### EXERCISE INSTRUCTIONS:
Check every line of the data and copy the ones where "parentItem" appears.

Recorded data

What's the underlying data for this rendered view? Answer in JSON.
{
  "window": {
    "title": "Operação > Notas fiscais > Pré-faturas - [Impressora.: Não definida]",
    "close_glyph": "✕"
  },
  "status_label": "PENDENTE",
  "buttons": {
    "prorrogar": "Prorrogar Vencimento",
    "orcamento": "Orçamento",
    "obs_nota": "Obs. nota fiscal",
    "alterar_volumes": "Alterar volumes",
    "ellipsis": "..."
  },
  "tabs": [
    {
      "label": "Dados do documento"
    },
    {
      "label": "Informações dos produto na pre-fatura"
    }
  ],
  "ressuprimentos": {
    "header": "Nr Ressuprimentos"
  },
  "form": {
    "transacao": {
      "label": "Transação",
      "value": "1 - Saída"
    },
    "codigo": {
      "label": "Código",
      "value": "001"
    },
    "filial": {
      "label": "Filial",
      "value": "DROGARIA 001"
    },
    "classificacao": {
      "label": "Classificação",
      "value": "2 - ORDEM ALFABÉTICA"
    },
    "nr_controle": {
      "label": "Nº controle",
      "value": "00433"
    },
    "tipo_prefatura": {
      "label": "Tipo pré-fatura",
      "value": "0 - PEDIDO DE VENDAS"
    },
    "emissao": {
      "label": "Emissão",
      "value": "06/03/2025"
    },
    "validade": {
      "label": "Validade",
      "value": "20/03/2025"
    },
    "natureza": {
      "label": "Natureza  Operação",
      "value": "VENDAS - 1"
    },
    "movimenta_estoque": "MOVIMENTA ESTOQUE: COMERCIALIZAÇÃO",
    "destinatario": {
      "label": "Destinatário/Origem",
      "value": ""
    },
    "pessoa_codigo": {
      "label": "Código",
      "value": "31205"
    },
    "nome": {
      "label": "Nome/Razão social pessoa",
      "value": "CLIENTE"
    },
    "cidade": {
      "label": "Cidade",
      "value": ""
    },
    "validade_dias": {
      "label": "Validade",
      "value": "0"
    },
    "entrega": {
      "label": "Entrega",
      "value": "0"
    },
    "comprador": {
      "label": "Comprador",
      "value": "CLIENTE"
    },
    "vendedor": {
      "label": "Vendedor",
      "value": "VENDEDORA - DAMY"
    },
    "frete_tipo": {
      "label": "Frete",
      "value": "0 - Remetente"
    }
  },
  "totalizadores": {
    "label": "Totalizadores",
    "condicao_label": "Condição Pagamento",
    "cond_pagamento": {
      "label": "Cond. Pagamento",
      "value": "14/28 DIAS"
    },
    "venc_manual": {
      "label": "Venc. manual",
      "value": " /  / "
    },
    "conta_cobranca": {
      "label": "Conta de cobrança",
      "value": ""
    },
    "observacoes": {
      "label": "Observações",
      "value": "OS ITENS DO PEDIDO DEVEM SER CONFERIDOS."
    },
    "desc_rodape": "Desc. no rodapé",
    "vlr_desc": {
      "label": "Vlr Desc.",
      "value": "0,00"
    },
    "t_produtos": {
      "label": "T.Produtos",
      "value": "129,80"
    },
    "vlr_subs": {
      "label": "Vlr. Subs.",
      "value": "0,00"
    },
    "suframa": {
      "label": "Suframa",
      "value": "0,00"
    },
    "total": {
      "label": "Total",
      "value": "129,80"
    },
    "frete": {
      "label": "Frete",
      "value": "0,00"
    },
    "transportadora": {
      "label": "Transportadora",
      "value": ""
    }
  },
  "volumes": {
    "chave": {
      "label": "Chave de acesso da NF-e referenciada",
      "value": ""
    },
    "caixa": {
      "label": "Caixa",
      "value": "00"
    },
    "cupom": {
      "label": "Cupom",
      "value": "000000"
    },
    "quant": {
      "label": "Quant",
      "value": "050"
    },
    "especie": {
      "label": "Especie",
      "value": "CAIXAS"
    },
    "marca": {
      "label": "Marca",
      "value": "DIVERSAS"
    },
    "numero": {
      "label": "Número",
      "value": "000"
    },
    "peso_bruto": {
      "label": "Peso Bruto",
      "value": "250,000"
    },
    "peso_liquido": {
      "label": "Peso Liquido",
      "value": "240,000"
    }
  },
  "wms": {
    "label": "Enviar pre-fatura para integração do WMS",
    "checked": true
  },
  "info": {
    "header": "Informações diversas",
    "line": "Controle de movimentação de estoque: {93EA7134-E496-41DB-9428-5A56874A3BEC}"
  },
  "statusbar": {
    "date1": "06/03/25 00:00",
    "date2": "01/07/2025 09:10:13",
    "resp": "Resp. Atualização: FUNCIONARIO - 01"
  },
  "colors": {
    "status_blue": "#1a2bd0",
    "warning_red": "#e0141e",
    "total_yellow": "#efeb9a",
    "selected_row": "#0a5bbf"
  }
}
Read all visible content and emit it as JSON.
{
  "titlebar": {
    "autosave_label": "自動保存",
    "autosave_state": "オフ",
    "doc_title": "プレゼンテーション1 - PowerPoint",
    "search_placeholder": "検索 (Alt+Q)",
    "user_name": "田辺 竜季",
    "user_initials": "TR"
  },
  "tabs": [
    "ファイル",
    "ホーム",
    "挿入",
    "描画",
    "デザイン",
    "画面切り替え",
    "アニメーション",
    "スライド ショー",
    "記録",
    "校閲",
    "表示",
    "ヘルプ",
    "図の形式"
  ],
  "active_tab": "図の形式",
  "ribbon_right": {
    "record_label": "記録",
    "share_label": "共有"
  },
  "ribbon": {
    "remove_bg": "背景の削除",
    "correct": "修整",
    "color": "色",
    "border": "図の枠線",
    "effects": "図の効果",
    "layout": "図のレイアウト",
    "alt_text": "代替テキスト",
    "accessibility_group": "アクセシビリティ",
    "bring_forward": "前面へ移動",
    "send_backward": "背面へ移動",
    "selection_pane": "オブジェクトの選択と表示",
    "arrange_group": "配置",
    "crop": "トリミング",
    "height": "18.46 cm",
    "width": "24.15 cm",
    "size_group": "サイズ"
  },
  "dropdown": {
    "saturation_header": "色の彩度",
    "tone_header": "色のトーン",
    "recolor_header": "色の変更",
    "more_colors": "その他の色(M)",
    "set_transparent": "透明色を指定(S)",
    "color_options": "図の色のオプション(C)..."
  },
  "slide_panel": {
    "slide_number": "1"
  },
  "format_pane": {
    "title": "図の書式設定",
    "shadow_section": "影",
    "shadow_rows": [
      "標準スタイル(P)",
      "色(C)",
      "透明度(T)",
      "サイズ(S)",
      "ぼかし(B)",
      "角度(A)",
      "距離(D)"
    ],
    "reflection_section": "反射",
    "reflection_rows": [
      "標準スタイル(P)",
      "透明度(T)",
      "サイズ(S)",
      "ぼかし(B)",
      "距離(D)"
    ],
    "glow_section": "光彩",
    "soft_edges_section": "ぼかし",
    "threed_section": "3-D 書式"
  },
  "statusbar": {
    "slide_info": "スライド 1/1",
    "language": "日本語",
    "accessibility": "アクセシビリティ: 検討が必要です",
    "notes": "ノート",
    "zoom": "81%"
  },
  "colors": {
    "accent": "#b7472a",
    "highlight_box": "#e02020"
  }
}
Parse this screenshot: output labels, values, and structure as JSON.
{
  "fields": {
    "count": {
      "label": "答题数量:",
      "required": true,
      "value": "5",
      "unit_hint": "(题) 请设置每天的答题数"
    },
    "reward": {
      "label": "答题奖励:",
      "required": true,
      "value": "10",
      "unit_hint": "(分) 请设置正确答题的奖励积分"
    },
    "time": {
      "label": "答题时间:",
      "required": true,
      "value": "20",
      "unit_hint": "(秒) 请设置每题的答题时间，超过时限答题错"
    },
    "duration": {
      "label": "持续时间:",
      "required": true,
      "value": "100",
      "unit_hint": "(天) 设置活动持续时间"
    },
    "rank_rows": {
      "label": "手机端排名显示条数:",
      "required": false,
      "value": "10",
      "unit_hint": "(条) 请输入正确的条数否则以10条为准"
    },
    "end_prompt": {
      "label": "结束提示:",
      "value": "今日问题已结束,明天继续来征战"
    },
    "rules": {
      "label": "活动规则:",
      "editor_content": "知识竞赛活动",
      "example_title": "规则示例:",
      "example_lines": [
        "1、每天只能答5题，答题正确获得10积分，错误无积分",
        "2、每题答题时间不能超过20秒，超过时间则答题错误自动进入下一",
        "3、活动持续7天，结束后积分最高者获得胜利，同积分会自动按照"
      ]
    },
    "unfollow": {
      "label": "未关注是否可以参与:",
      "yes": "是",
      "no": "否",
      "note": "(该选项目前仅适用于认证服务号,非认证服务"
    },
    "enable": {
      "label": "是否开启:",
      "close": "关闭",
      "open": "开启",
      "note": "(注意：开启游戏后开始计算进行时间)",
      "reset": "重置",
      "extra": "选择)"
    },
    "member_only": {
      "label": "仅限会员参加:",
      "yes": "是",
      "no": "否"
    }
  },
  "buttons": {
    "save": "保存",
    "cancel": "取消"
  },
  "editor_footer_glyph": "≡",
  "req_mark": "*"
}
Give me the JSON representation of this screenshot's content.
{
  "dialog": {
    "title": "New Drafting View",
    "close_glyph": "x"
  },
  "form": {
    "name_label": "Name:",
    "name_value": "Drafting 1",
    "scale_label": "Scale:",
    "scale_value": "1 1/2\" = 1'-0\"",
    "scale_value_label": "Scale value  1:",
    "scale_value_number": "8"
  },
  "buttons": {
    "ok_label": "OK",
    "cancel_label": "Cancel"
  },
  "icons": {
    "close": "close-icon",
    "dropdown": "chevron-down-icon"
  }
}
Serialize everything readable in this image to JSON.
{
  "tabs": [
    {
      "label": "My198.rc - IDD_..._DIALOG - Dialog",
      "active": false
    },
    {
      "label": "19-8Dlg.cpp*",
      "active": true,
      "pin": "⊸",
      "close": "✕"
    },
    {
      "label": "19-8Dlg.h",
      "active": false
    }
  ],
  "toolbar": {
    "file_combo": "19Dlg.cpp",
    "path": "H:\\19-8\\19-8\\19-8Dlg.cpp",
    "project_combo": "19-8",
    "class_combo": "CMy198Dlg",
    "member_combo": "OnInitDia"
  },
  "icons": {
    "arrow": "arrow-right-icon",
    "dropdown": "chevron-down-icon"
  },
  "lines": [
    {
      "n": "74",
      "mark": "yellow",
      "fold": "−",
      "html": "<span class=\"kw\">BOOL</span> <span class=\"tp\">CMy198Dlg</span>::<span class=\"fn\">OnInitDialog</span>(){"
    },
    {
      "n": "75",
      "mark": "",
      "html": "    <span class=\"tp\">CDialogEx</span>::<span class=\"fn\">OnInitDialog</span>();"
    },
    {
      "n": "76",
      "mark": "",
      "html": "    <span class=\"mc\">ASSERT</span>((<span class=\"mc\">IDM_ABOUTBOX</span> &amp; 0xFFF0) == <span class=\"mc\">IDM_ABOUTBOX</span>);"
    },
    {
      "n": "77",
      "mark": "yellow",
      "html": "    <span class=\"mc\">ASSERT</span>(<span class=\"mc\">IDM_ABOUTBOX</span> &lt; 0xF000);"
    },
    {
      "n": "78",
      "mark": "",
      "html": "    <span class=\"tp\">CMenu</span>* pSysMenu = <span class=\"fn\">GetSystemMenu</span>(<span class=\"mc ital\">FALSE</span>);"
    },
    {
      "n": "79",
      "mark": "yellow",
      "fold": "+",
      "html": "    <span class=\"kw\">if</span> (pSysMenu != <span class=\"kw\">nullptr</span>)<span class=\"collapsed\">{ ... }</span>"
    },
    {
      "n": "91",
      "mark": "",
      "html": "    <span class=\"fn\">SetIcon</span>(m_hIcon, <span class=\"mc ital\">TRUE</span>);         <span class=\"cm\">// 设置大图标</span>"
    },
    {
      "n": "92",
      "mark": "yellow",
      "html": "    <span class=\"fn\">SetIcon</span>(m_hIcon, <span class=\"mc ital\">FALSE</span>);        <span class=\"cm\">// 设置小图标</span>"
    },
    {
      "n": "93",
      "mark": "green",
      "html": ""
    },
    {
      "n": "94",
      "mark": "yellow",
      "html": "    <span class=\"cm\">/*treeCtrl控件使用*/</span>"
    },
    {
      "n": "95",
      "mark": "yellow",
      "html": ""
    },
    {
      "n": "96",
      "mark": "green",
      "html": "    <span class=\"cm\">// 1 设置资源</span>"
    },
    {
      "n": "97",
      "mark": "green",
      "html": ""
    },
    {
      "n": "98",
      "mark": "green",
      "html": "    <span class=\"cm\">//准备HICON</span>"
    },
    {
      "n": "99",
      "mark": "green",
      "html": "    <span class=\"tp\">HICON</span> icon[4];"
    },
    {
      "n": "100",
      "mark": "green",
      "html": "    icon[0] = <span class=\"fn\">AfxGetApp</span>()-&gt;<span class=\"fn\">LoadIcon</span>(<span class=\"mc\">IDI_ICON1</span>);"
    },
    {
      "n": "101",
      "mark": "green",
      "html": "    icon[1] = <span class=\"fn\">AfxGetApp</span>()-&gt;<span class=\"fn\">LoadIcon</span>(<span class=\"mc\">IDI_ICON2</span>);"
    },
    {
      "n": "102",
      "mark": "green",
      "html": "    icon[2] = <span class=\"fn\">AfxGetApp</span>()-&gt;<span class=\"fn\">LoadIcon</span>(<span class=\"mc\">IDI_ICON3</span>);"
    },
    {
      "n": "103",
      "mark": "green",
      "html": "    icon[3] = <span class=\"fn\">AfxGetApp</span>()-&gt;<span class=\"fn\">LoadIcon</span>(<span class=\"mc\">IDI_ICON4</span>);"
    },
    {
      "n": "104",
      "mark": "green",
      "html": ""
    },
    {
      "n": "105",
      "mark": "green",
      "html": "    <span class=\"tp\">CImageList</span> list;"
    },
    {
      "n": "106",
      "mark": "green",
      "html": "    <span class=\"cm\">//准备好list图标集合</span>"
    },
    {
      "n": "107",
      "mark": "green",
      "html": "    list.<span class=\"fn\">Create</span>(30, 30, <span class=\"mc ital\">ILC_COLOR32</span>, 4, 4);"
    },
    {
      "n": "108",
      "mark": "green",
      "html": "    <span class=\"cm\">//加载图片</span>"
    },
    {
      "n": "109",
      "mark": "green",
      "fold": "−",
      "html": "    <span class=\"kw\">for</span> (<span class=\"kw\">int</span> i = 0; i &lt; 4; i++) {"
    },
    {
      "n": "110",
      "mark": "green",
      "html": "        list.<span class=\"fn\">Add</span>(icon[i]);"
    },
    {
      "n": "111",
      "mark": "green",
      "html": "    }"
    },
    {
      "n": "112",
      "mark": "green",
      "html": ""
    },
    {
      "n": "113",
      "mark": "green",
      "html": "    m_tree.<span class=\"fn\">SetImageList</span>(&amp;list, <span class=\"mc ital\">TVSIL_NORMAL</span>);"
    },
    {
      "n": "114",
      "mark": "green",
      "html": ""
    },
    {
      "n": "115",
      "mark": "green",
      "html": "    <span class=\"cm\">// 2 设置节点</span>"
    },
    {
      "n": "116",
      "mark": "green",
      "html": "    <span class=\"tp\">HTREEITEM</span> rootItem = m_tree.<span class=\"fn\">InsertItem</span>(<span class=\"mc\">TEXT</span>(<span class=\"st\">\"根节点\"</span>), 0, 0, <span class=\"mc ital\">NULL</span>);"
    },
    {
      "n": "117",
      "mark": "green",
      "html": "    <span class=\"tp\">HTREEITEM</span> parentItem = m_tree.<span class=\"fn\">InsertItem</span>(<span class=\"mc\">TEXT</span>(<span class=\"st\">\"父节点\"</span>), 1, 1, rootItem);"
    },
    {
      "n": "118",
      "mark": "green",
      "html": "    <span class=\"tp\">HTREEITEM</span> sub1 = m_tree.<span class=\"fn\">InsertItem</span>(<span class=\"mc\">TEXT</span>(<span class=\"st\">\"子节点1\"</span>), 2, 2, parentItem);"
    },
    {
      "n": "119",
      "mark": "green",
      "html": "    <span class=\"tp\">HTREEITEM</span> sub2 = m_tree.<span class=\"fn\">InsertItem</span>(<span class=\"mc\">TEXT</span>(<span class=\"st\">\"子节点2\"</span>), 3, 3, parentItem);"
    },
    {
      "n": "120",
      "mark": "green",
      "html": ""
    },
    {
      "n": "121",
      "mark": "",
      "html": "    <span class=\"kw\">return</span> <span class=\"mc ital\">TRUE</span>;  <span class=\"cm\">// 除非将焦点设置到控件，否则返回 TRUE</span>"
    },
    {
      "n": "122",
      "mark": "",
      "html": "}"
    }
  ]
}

### REPLY:
      "html": "    <span class=\"tp\">HTREEITEM</span> parentItem = m_tree.<span class=\"fn\">InsertItem</span>(<span class=\"mc\">TEXT</span>(<span class=\"st\">\"父节点\"</span>), 1, 1, rootItem);"
      "html": "    <span class=\"tp\">HTREEITEM</span> sub1 = m_tree.<span class=\"fn\">InsertItem</span>(<span class=\"mc\">TEXT</span>(<span class=\"st\">\"子节点1\"</span>), 2, 2, parentItem);"
      "html": "    <span class=\"tp\">HTREEITEM</span> sub2 = m_tree.<span class=\"fn\">InsertItem</span>(<span class=\"mc\">TEXT</span>(<span class=\"st\">\"子节点2\"</span>), 3, 3, parentItem);"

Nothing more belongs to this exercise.